- _WHAT IS EXPECTED_
Copy every line of the data exactly, keeping out any picture.

====== SOURCE MATERIAL

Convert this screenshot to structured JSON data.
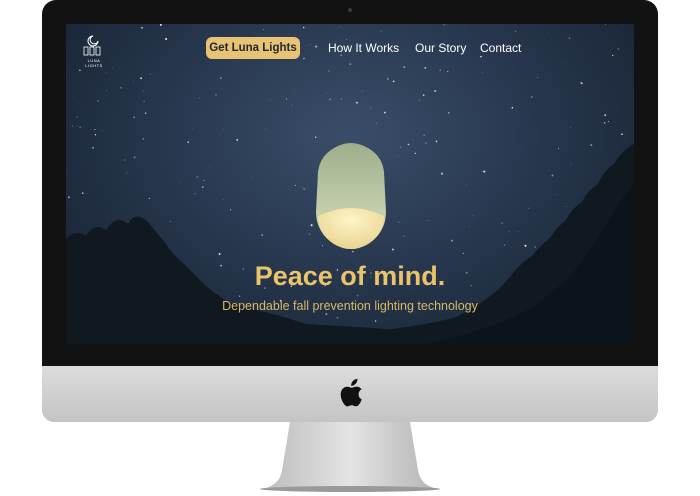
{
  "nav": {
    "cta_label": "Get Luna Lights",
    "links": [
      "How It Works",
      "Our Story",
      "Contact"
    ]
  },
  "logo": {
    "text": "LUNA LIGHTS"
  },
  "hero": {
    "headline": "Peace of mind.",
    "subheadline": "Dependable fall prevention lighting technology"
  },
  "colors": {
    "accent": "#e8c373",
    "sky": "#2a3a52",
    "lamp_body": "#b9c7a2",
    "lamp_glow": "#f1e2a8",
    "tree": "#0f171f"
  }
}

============

- _RESULT OF THE EXERCISE_
Convert this screenshot to structured JSON data.
{
  "nav": {
    "cta_label": "Get Luna Lights",
    "links": [
      "How It Works",
      "Our Story",
      "Contact"
    ]
  },
  "logo": {
    "text": "LUNA LIGHTS"
  },
  "hero": {
    "headline": "Peace of mind.",
    "subheadline": "Dependable fall prevention lighting technology"
  },
  "colors": {
    "accent": "#e8c373",
    "sky": "#2a3a52",
    "lamp_body": "#b9c7a2",
    "lamp_glow": "#f1e2a8",
    "tree": "#0f171f"
  }
}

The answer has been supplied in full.